### [WORK ORDER]
The response must reproduce every record in full.

>>

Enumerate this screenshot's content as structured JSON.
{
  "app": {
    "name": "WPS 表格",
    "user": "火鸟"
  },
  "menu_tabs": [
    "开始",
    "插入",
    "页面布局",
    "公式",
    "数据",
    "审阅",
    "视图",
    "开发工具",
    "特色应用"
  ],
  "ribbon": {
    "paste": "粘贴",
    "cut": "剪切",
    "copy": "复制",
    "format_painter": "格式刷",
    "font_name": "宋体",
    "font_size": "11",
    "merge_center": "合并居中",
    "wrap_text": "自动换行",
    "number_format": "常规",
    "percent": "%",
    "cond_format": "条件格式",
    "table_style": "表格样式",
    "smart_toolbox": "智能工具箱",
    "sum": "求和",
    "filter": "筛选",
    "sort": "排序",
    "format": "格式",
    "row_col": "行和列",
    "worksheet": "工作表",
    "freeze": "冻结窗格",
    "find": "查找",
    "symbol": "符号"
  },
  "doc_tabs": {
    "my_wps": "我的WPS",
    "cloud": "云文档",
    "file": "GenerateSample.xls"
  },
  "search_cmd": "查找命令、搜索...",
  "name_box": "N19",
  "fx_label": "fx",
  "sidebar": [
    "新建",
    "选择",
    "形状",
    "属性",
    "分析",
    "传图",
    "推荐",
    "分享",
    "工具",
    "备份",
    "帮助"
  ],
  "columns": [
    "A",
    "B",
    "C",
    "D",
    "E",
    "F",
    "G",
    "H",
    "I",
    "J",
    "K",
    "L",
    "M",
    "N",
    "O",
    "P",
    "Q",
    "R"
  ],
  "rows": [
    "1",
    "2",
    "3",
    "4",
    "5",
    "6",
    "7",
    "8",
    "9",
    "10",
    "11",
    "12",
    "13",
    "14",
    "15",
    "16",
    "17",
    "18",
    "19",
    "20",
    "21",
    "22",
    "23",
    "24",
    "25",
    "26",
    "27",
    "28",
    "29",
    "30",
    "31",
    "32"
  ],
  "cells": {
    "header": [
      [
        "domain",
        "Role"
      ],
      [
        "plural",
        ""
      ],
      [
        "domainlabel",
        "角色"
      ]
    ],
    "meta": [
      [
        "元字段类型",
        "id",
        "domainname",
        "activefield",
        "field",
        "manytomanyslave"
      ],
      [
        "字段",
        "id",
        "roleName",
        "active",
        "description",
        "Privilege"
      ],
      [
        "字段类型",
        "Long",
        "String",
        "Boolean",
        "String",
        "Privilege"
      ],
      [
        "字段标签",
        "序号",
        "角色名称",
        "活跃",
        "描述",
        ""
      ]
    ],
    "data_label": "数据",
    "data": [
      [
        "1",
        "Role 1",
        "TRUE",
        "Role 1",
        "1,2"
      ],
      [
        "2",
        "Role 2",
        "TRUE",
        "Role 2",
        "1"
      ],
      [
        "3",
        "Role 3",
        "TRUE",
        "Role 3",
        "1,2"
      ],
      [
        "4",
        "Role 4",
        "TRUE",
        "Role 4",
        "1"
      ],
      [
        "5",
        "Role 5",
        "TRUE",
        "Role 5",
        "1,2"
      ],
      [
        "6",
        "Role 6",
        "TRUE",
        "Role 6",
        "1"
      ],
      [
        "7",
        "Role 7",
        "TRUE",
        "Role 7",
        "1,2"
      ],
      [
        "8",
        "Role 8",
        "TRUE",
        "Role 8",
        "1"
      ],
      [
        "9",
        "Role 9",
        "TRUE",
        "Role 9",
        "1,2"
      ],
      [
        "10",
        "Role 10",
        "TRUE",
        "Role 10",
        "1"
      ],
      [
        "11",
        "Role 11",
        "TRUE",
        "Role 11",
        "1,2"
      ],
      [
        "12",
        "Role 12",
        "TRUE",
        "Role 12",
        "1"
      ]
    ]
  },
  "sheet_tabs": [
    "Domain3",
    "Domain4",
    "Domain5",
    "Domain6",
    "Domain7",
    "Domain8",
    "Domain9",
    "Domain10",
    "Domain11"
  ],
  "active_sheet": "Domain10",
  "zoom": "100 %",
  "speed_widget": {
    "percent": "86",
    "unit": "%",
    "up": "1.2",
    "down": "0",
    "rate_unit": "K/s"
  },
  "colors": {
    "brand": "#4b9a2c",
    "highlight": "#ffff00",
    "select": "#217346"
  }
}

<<

### [COMPLETED EXERCISE]
Enumerate this screenshot's content as structured JSON.
{
  "app": {
    "name": "WPS 表格",
    "user": "火鸟"
  },
  "menu_tabs": [
    "开始",
    "插入",
    "页面布局",
    "公式",
    "数据",
    "审阅",
    "视图",
    "开发工具",
    "特色应用"
  ],
  "ribbon": {
    "paste": "粘贴",
    "cut": "剪切",
    "copy": "复制",
    "format_painter": "格式刷",
    "font_name": "宋体",
    "font_size": "11",
    "merge_center": "合并居中",
    "wrap_text": "自动换行",
    "number_format": "常规",
    "percent": "%",
    "cond_format": "条件格式",
    "table_style": "表格样式",
    "smart_toolbox": "智能工具箱",
    "sum": "求和",
    "filter": "筛选",
    "sort": "排序",
    "format": "格式",
    "row_col": "行和列",
    "worksheet": "工作表",
    "freeze": "冻结窗格",
    "find": "查找",
    "symbol": "符号"
  },
  "doc_tabs": {
    "my_wps": "我的WPS",
    "cloud": "云文档",
    "file": "GenerateSample.xls"
  },
  "search_cmd": "查找命令、搜索...",
  "name_box": "N19",
  "fx_label": "fx",
  "sidebar": [
    "新建",
    "选择",
    "形状",
    "属性",
    "分析",
    "传图",
    "推荐",
    "分享",
    "工具",
    "备份",
    "帮助"
  ],
  "columns": [
    "A",
    "B",
    "C",
    "D",
    "E",
    "F",
    "G",
    "H",
    "I",
    "J",
    "K",
    "L",
    "M",
    "N",
    "O",
    "P",
    "Q",
    "R"
  ],
  "rows": [
    "1",
    "2",
    "3",
    "4",
    "5",
    "6",
    "7",
    "8",
    "9",
    "10",
    "11",
    "12",
    "13",
    "14",
    "15",
    "16",
    "17",
    "18",
    "19",
    "20",
    "21",
    "22",
    "23",
    "24",
    "25",
    "26",
    "27",
    "28",
    "29",
    "30",
    "31",
    "32"
  ],
  "cells": {
    "header": [
      [
        "domain",
        "Role"
      ],
      [
        "plural",
        ""
      ],
      [
        "domainlabel",
        "角色"
      ]
    ],
    "meta": [
      [
        "元字段类型",
        "id",
        "domainname",
        "activefield",
        "field",
        "manytomanyslave"
      ],
      [
        "字段",
        "id",
        "roleName",
        "active",
        "description",
        "Privilege"
      ],
      [
        "字段类型",
        "Long",
        "String",
        "Boolean",
        "String",
        "Privilege"
      ],
      [
        "字段标签",
        "序号",
        "角色名称",
        "活跃",
        "描述",
        ""
      ]
    ],
    "data_label": "数据",
    "data": [
      [
        "1",
        "Role 1",
        "TRUE",
        "Role 1",
        "1,2"
      ],
      [
        "2",
        "Role 2",
        "TRUE",
        "Role 2",
        "1"
      ],
      [
        "3",
        "Role 3",
        "TRUE",
        "Role 3",
        "1,2"
      ],
      [
        "4",
        "Role 4",
        "TRUE",
        "Role 4",
        "1"
      ],
      [
        "5",
        "Role 5",
        "TRUE",
        "Role 5",
        "1,2"
      ],
      [
        "6",
        "Role 6",
        "TRUE",
        "Role 6",
        "1"
      ],
      [
        "7",
        "Role 7",
        "TRUE",
        "Role 7",
        "1,2"
      ],
      [
        "8",
        "Role 8",
        "TRUE",
        "Role 8",
        "1"
      ],
      [
        "9",
        "Role 9",
        "TRUE",
        "Role 9",
        "1,2"
      ],
      [
        "10",
        "Role 10",
        "TRUE",
        "Role 10",
        "1"
      ],
      [
        "11",
        "Role 11",
        "TRUE",
        "Role 11",
        "1,2"
      ],
      [
        "12",
        "Role 12",
        "TRUE",
        "Role 12",
        "1"
      ]
    ]
  },
  "sheet_tabs": [
    "Domain3",
    "Domain4",
    "Domain5",
    "Domain6",
    "Domain7",
    "Domain8",
    "Domain9",
    "Domain10",
    "Domain11"
  ],
  "active_sheet": "Domain10",
  "zoom": "100 %",
  "speed_widget": {
    "percent": "86",
    "unit": "%",
    "up": "1.2",
    "down": "0",
    "rate_unit": "K/s"
  },
  "colors": {
    "brand": "#4b9a2c",
    "highlight": "#ffff00",
    "select": "#217346"
  }
}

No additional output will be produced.